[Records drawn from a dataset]

- - - - -

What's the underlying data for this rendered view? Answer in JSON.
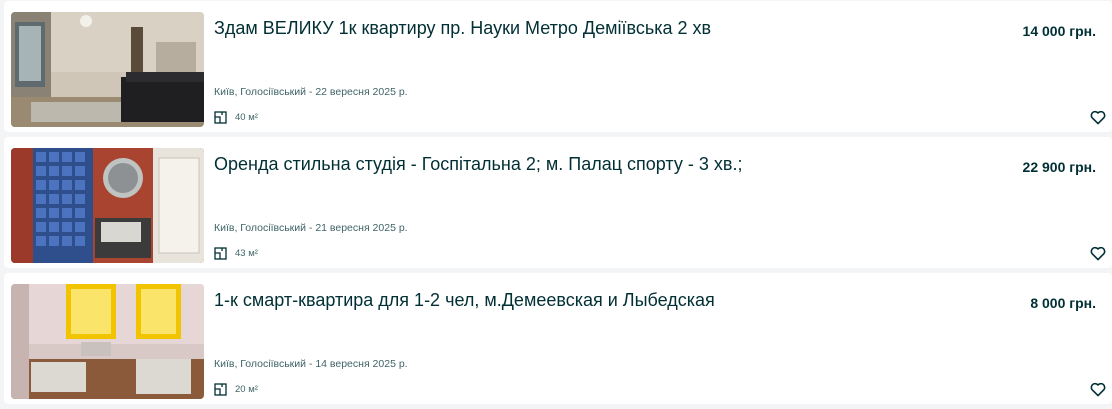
{
  "listings": [
    {
      "title": "Здам ВЕЛИКУ 1к квартиру пр. Науки Метро Деміївська 2 хв",
      "price": "14 000 грн.",
      "location_date": "Київ, Голосіївський - 22 вересня 2025 р.",
      "area": "40 м²",
      "area_icon": "floor-plan-icon",
      "favorite_icon": "heart-outline-icon"
    },
    {
      "title": "Оренда стильна студія - Госпітальна 2; м. Палац спорту - 3 хв.;",
      "price": "22 900 грн.",
      "location_date": "Київ, Голосіївський - 21 вересня 2025 р.",
      "area": "43 м²",
      "area_icon": "floor-plan-icon",
      "favorite_icon": "heart-outline-icon"
    },
    {
      "title": "1-к смарт-квартира для 1-2 чел, м.Демеевская и Лыбедская",
      "price": "8 000 грн.",
      "location_date": "Київ, Голосіївський - 14 вересня 2025 р.",
      "area": "20 м²",
      "area_icon": "floor-plan-icon",
      "favorite_icon": "heart-outline-icon"
    }
  ],
  "colors": {
    "page_background": "#f2f4f5",
    "card_background": "#ffffff",
    "text_primary": "#002f34",
    "text_secondary": "#406367"
  }
}
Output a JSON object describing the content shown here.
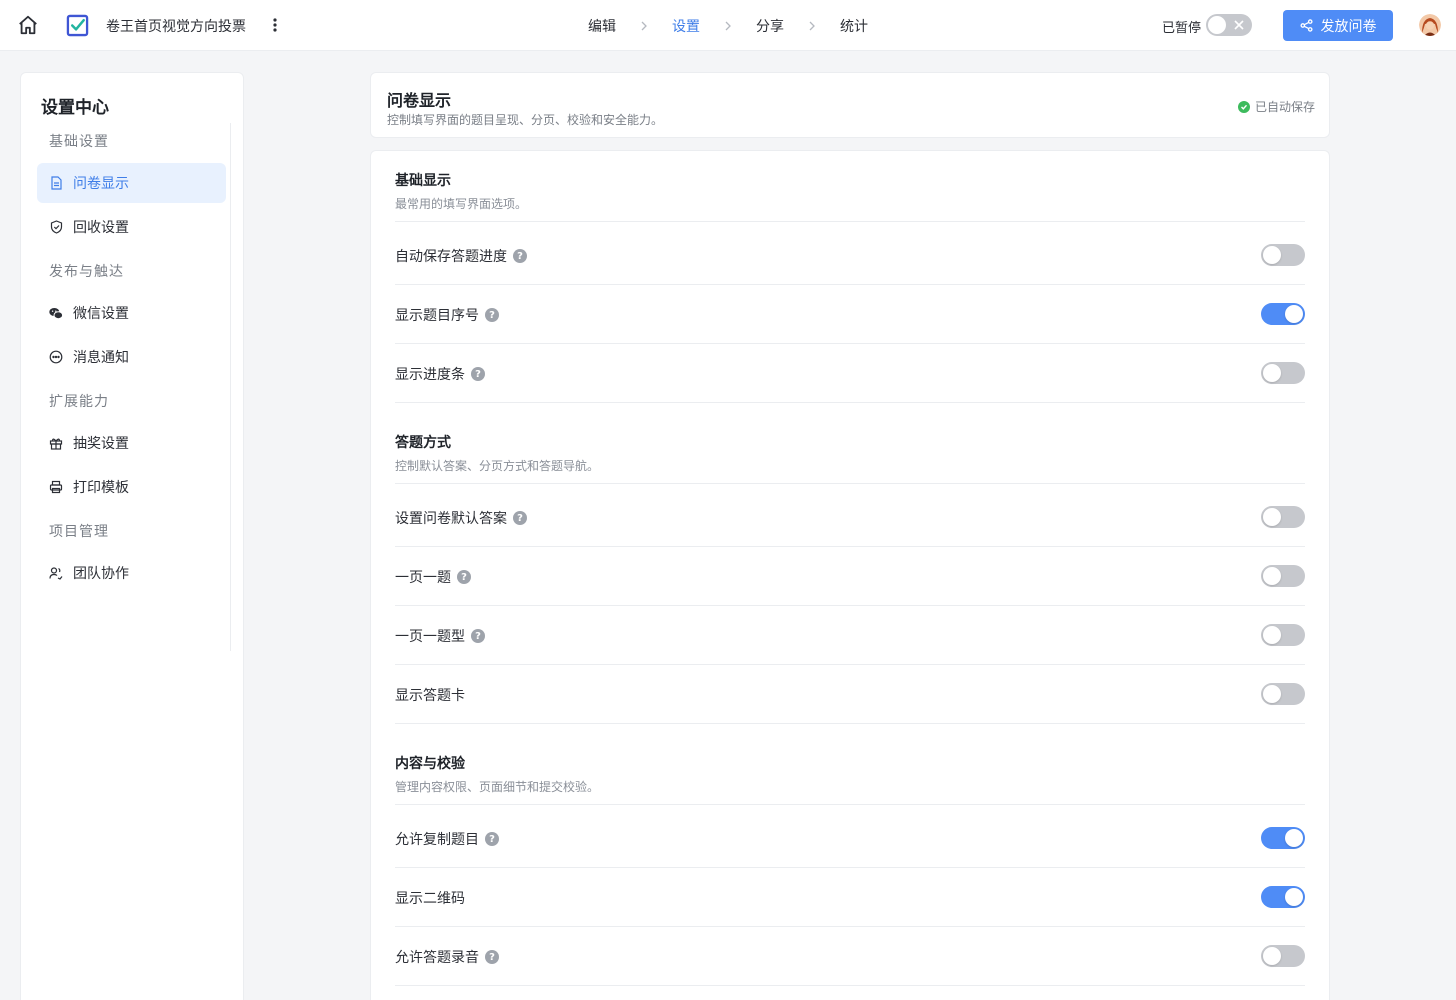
{
  "header": {
    "survey_title": "卷王首页视觉方向投票",
    "steps": [
      "编辑",
      "设置",
      "分享",
      "统计"
    ],
    "active_step": 1,
    "pause_label": "已暂停",
    "pause_on": false,
    "publish_label": "发放问卷",
    "accent_color": "#4f8cf6"
  },
  "sidebar": {
    "title": "设置中心",
    "groups": [
      {
        "label": "基础设置",
        "items": [
          {
            "label": "问卷显示",
            "icon": "document-icon",
            "active": true
          },
          {
            "label": "回收设置",
            "icon": "shield-check-icon",
            "active": false
          }
        ]
      },
      {
        "label": "发布与触达",
        "items": [
          {
            "label": "微信设置",
            "icon": "wechat-icon",
            "active": false
          },
          {
            "label": "消息通知",
            "icon": "message-icon",
            "active": false
          }
        ]
      },
      {
        "label": "扩展能力",
        "items": [
          {
            "label": "抽奖设置",
            "icon": "gift-icon",
            "active": false
          },
          {
            "label": "打印模板",
            "icon": "printer-icon",
            "active": false
          }
        ]
      },
      {
        "label": "项目管理",
        "items": [
          {
            "label": "团队协作",
            "icon": "team-icon",
            "active": false
          }
        ]
      }
    ]
  },
  "main": {
    "title": "问卷显示",
    "description": "控制填写界面的题目呈现、分页、校验和安全能力。",
    "saved_label": "已自动保存",
    "sections": [
      {
        "title": "基础显示",
        "description": "最常用的填写界面选项。",
        "rows": [
          {
            "label": "自动保存答题进度",
            "help": true,
            "on": false
          },
          {
            "label": "显示题目序号",
            "help": true,
            "on": true
          },
          {
            "label": "显示进度条",
            "help": true,
            "on": false
          }
        ]
      },
      {
        "title": "答题方式",
        "description": "控制默认答案、分页方式和答题导航。",
        "rows": [
          {
            "label": "设置问卷默认答案",
            "help": true,
            "on": false
          },
          {
            "label": "一页一题",
            "help": true,
            "on": false
          },
          {
            "label": "一页一题型",
            "help": true,
            "on": false
          },
          {
            "label": "显示答题卡",
            "help": false,
            "on": false
          }
        ]
      },
      {
        "title": "内容与校验",
        "description": "管理内容权限、页面细节和提交校验。",
        "rows": [
          {
            "label": "允许复制题目",
            "help": true,
            "on": true
          },
          {
            "label": "显示二维码",
            "help": false,
            "on": true
          },
          {
            "label": "允许答题录音",
            "help": true,
            "on": false
          }
        ]
      }
    ]
  }
}
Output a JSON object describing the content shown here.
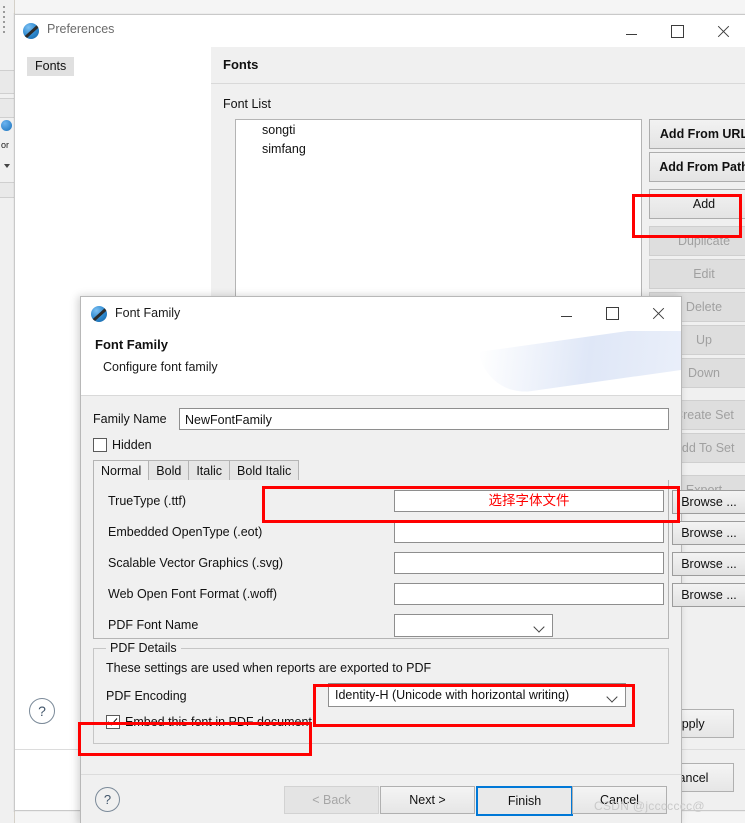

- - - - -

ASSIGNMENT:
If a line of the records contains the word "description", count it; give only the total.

ANSWER BOX:
4